Long Island voters in Nassau and Suffolk counties Tuesday trended Democratic, with Democrats retaking the Suffolk County Executive's post and upping their seats in the Nassau County Legislature. They regained control of the Long Beach City Council.
But both counties will continue to face problems with budget woes and Nassau, already under supervision by Albany, could face bankruptcy.
In Suffolk, Babylon Supervisor Steve Bellone, 42, a Democrat, won a landslide victory over Republican County Treasurer Angie Carpenter, 67, to succeed Steve Levy, 52, a Democrat-turned-Republican who tried to run for governor and was forced to retire after a fundraising scandal.
Bellone had a substantial fundraising lead as well as the endorsement of Newsday. Levy had twice won landslide elections as a Democrat.
In Nassau, Republican County Executive Ed Mangano, 49, who won an upset against Thomas Suozzi in 2009, wasn't on the ballot. But Republicans, who control the Nassau Legislature 11 to 8 now, lost at least one seat in the Elmont area, where newcomer Carrie Solages, a Democrat, became the first Haitian-American to be elected on Long Island. He defeated veteran Republican John Ciotti.

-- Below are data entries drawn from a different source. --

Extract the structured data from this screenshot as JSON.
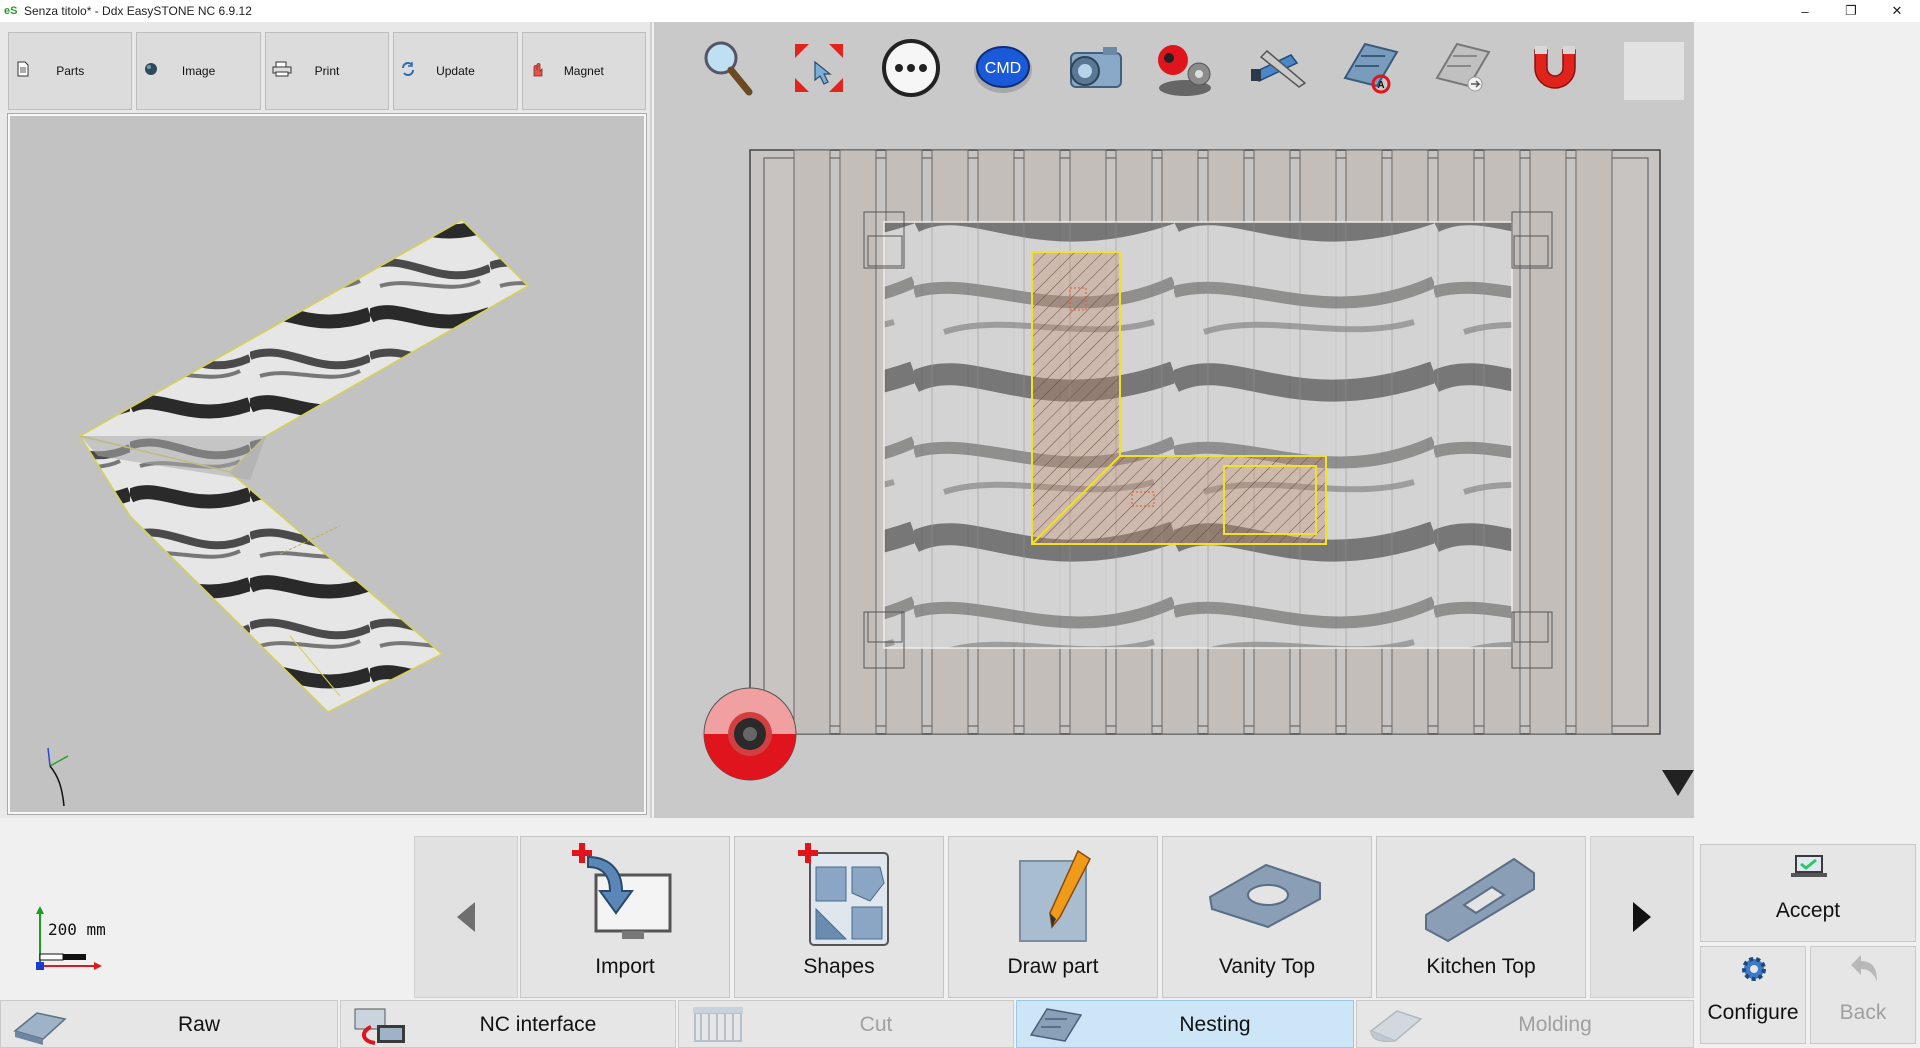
{
  "window": {
    "title": "Senza titolo* - Ddx EasySTONE NC 6.9.12",
    "app_icon": "easystone-icon",
    "minimize_glyph": "–",
    "maximize_glyph": "❐",
    "close_glyph": "✕"
  },
  "left_tabs": [
    {
      "label": "Parts",
      "icon": "document-icon"
    },
    {
      "label": "Image",
      "icon": "sphere-icon"
    },
    {
      "label": "Print",
      "icon": "printer-icon"
    },
    {
      "label": "Update",
      "icon": "refresh-icon"
    },
    {
      "label": "Magnet",
      "icon": "hand-icon"
    }
  ],
  "toolbar": [
    {
      "name": "zoom-tool-icon"
    },
    {
      "name": "fit-view-icon"
    },
    {
      "name": "more-options-icon"
    },
    {
      "name": "cmd-icon",
      "label": "CMD"
    },
    {
      "name": "camera-icon"
    },
    {
      "name": "laser-settings-icon"
    },
    {
      "name": "tools-icon"
    },
    {
      "name": "piece-origin-icon"
    },
    {
      "name": "piece-export-icon"
    },
    {
      "name": "magnet-tool-icon"
    }
  ],
  "scale": {
    "label": "200 mm"
  },
  "commands": [
    {
      "label": "Import",
      "icon": "import-icon"
    },
    {
      "label": "Shapes",
      "icon": "shapes-icon"
    },
    {
      "label": "Draw part",
      "icon": "draw-part-icon"
    },
    {
      "label": "Vanity Top",
      "icon": "vanity-top-icon"
    },
    {
      "label": "Kitchen Top",
      "icon": "kitchen-top-icon"
    }
  ],
  "side_actions": {
    "accept": "Accept",
    "configure": "Configure",
    "back": "Back"
  },
  "bottom_tabs": [
    {
      "label": "Raw",
      "state": "normal",
      "icon": "raw-slab-icon"
    },
    {
      "label": "NC interface",
      "state": "normal",
      "icon": "nc-interface-icon"
    },
    {
      "label": "Cut",
      "state": "disabled",
      "icon": "cut-icon"
    },
    {
      "label": "Nesting",
      "state": "active",
      "icon": "nesting-icon"
    },
    {
      "label": "Molding",
      "state": "disabled",
      "icon": "molding-icon"
    }
  ],
  "colors": {
    "accent_yellow": "#f2e02a",
    "red_cross": "#e0141c",
    "active_tab": "#cde6f7",
    "accept_green": "#2fc46a",
    "work_area_bg": "#c9c9c9"
  }
}
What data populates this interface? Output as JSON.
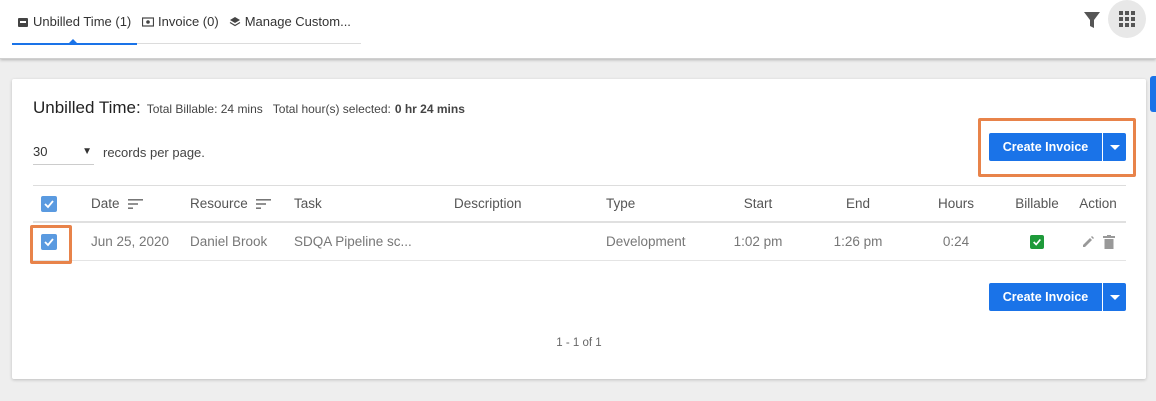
{
  "tabs": [
    {
      "label": "Unbilled Time (1)",
      "icon": "wallet-icon"
    },
    {
      "label": "Invoice (0)",
      "icon": "invoice-icon"
    },
    {
      "label": "Manage Custom...",
      "icon": "layers-icon"
    }
  ],
  "toolbar": {
    "filter_icon": "filter-icon",
    "apps_icon": "grid-apps-icon"
  },
  "summary": {
    "title": "Unbilled Time:",
    "billable_label": "Total Billable: 24 mins",
    "selected_label": "Total hour(s) selected:",
    "selected_value": "0 hr 24 mins"
  },
  "pager": {
    "per_page_value": "30",
    "per_page_label": "records per page."
  },
  "actions": {
    "create_invoice": "Create Invoice"
  },
  "table": {
    "columns": [
      "Date",
      "Resource",
      "Task",
      "Description",
      "Type",
      "Start",
      "End",
      "Hours",
      "Billable",
      "Action"
    ],
    "rows": [
      {
        "date": "Jun 25, 2020",
        "resource": "Daniel Brook",
        "task": "SDQA Pipeline sc...",
        "description": "",
        "type": "Development",
        "start": "1:02 pm",
        "end": "1:26 pm",
        "hours": "0:24",
        "billable": true
      }
    ]
  },
  "pagination": {
    "text": "1 - 1 of 1"
  },
  "colors": {
    "accent": "#1a73e8",
    "highlight": "#e8834a",
    "billable_green": "#1e9a3a"
  }
}
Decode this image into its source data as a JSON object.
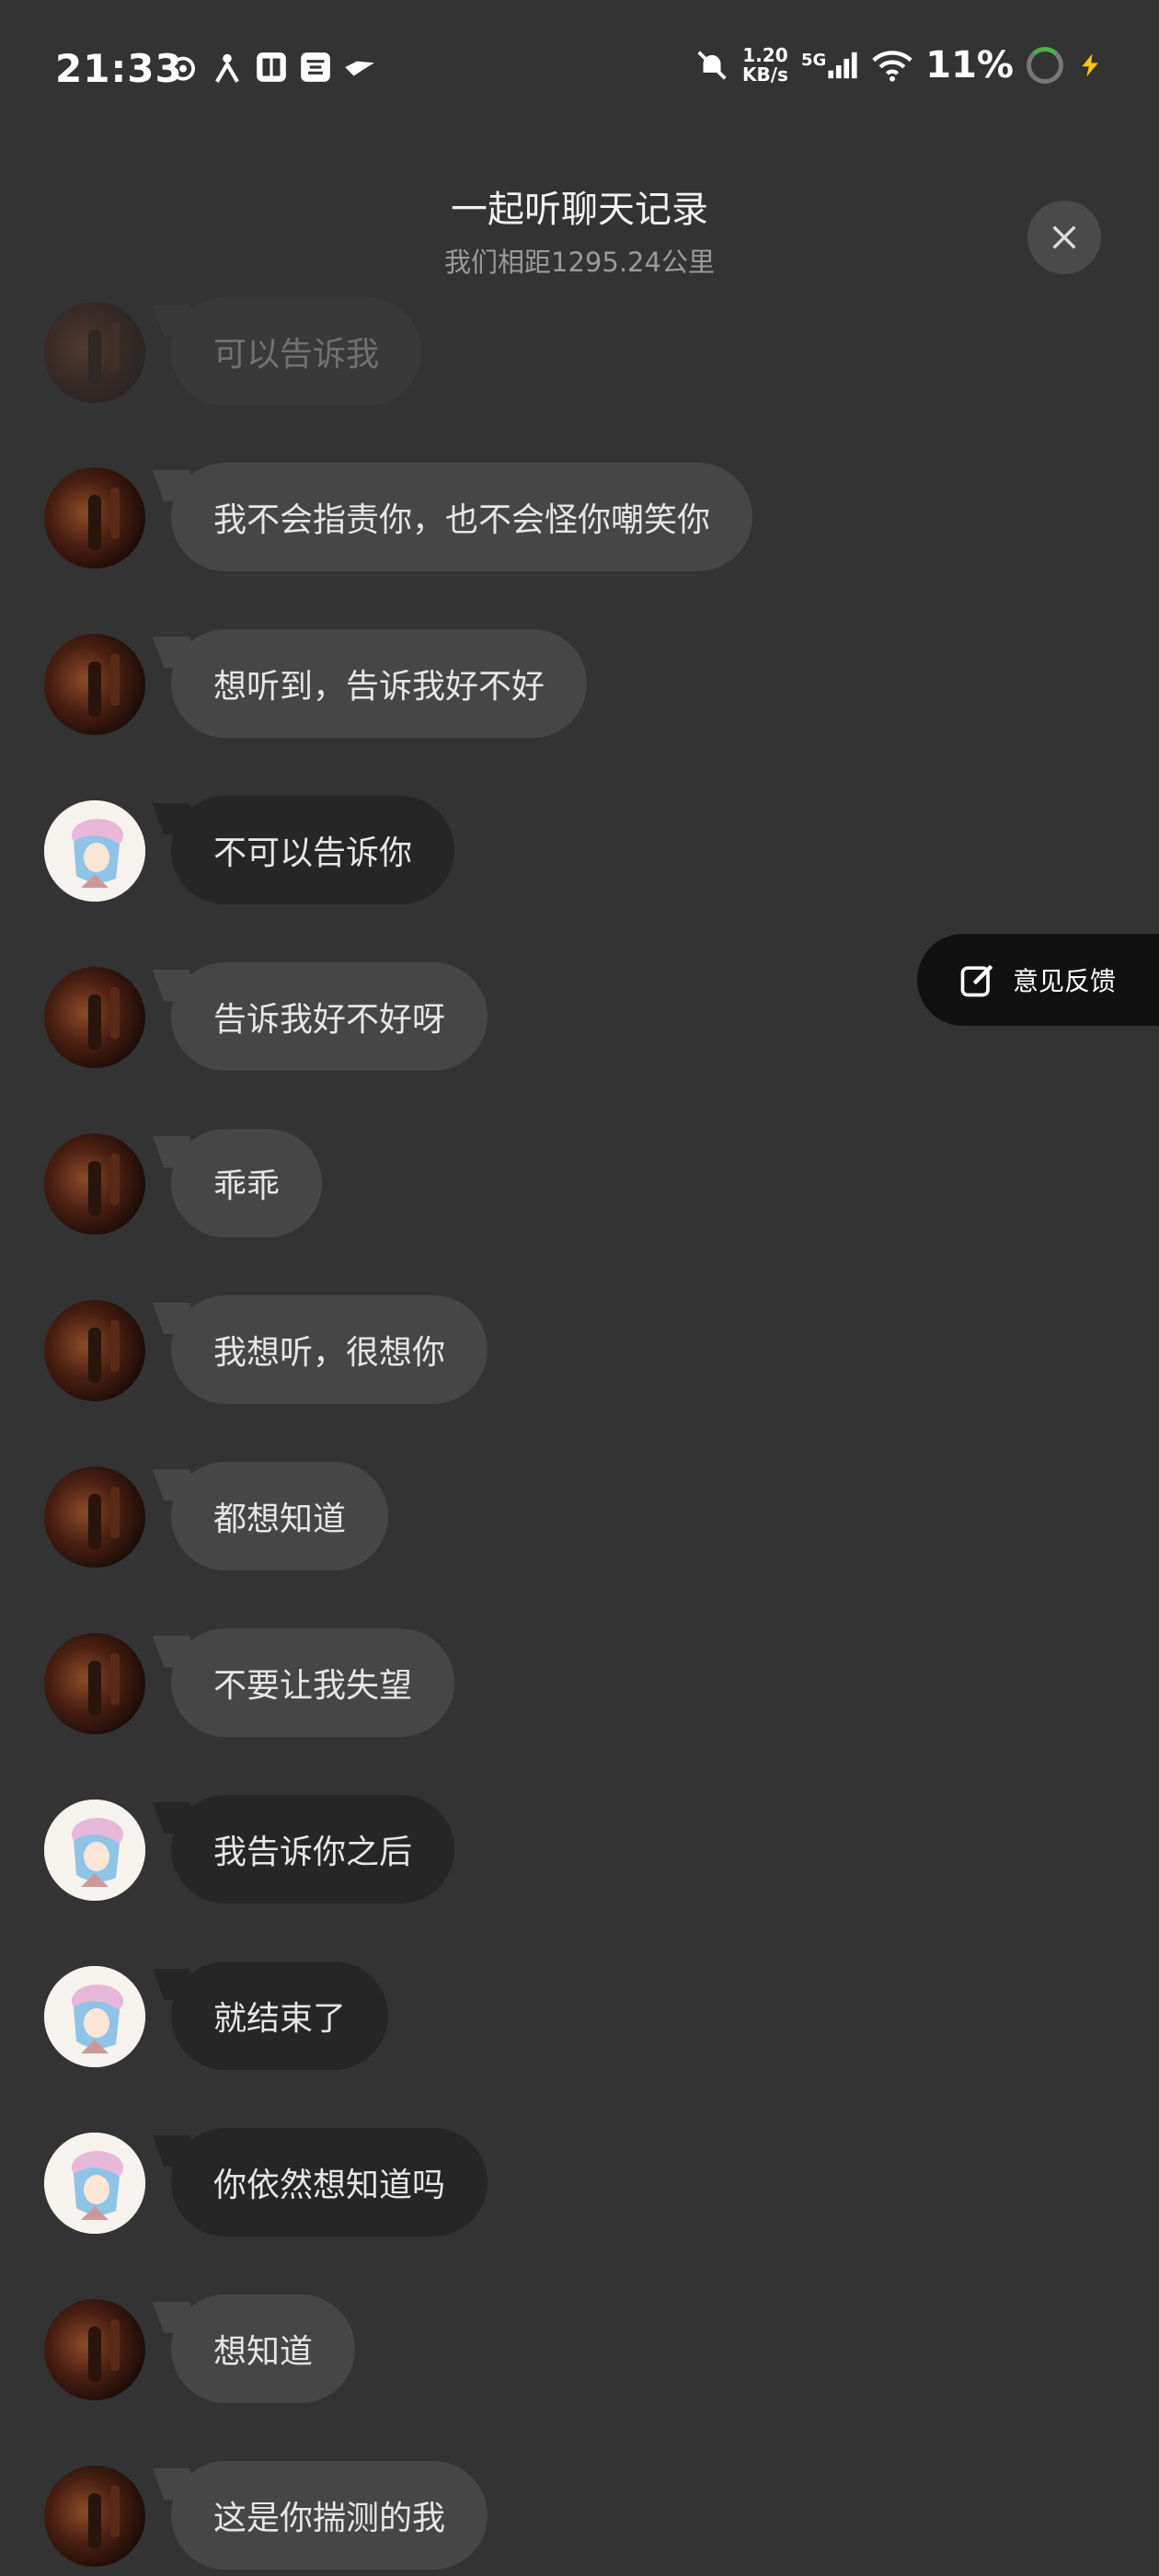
{
  "status_bar": {
    "time": "21:33",
    "net_speed_value": "1.20",
    "net_speed_unit": "KB/s",
    "network": "5G",
    "battery": "11%",
    "icons_left": [
      "weibo-icon",
      "person-icon",
      "tieba-icon",
      "taobao-icon",
      "bird-icon"
    ],
    "icons_right": [
      "bell-off-icon",
      "signal-icon",
      "wifi-icon",
      "battery-ring-icon",
      "charging-icon"
    ]
  },
  "header": {
    "title": "一起听聊天记录",
    "subtitle": "我们相距1295.24公里",
    "close_icon": "close-icon"
  },
  "feedback": {
    "label": "意见反馈",
    "icon": "edit-icon"
  },
  "colors": {
    "background": "#333333",
    "bubble_other": "#464646",
    "bubble_self": "#262626",
    "feedback_bg": "#111111"
  },
  "messages": [
    {
      "text": "可以告诉我",
      "avatar": "dark"
    },
    {
      "text": "我不会指责你，也不会怪你嘲笑你",
      "avatar": "dark"
    },
    {
      "text": "想听到，告诉我好不好",
      "avatar": "dark"
    },
    {
      "text": "不可以告诉你",
      "avatar": "anime"
    },
    {
      "text": "告诉我好不好呀",
      "avatar": "dark"
    },
    {
      "text": "乖乖",
      "avatar": "dark"
    },
    {
      "text": "我想听，很想你",
      "avatar": "dark"
    },
    {
      "text": "都想知道",
      "avatar": "dark"
    },
    {
      "text": "不要让我失望",
      "avatar": "dark"
    },
    {
      "text": "我告诉你之后",
      "avatar": "anime"
    },
    {
      "text": "就结束了",
      "avatar": "anime"
    },
    {
      "text": "你依然想知道吗",
      "avatar": "anime"
    },
    {
      "text": "想知道",
      "avatar": "dark"
    },
    {
      "text": "这是你揣测的我",
      "avatar": "dark"
    }
  ]
}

But two more races were too close to call and will depend upon absentee ballots: in the Glen Cove area, Republican Robert Germino leads Democrat Diana DeRiggi-Whitton by 37 votes and in the Seaford-Massapequa area, Republican incumbent Joseph Belesi is holding his seat by 51 votes over Democrat Eva Pearson.
Due to the financial crisis, Nassau is under supervision by Albany through an appointed Nassau Interim Finance Authority (NIFA), which has demanded budget cuts and tax hikes to balance Mangano's $2.6 billion budget.
Mangano rammed through his budget last month by cutting police precincts, selling LI Bus and closing agencies and museums in moves NIFA suggested were not enough because he declined to raise taxes. The county could still face bankruptcy by Dec. 31 should NIFA insist.
Democrats spent heavily to win back seats in the Nassau Legislature In Elmont, they won with Solages but lost in the Five Towns where Republican Howard Kopel kept the seat he won first in 2009.
All three Nassau Towns re-elected supervisors, with Hempstead's Kate Murray and Oyster Bay's John Venditto, both Republicans, winning in landslides. In North Hempstead, Supervisor Jon Kaiman, a Democrat, won a narrower victory this time over Republican Lee Tu, a Taiwanese-American who has never held any public office, in a rematch from 2009.
Kaiman, 49, could be tipped as the 2013 Democratic County Executive candidate against Mangano. In North Hempstead, an Iranian-American, Anna Monahemi Kaplan, 46, a Democrat, easily won an open Town Council seat in the Great Neck area, becoming the first Iranian native on Long Island to win a seat outside a village or library board.
But Kaiman Democratic ally Fred Pollack, lost his Town Council seat to Dina DeGiorgio, a Republican.
In Suffolk, where Levy's $2.7 billion budget for 2012 has run into problems, Democrats apparently retained their 12 to 6 hold on the County Legislature, where three Democrats retired.
On Wednesday, Democrat Robert Calarco of Patchogue led Republican John Gianott of Bellport by 103 votes for an open Democratic seat; Democrat William (Doc) Spencer led Republican Elizabeth Black by 179 votes for another open seat in the Lloyd Harbor area.
Suffolk Democratic chairman Richard Schaffer said he was confident the Democrats would prevail.
Seven Suffolk towns elected supervisors, including Islip, Southold and East Hampton. In Islip, Republican Tom Croci held a narrow lead over Democratic Supervisor Phil Nolan to regain control over a traditionally Republican town.
Republicans won three other Suffolk town supervisor seats, while Brookhaven and Southampton stayed Democratic. In Shelter Island, Conservative Glenn Waddington defeated Democrat James Dougherty to become the Island's only Conservative supervisor.
Meanwhile, Nassau and Suffolk voters jointly elected 10 justices to the State Supreme Court. Most candidates were current or former judges including John Riordan, a Democrat who served 10 years as Nassau County Surrogate Judge, and Joseph Pastoressa, a Republican appointed by former Gov. George Pataki to the Court of Claims.
Jerome Murphy, a son-in-law of former Sen. Alfonse D'Amato, a Republican defeated in 1998, was also a Republican, Conservative and Independence nominee for Supreme Court. He is currently a lawyer in private practice.
In both counties, the overall Republican slate appeared to have outpolled the Democrats for the Supreme Court seats.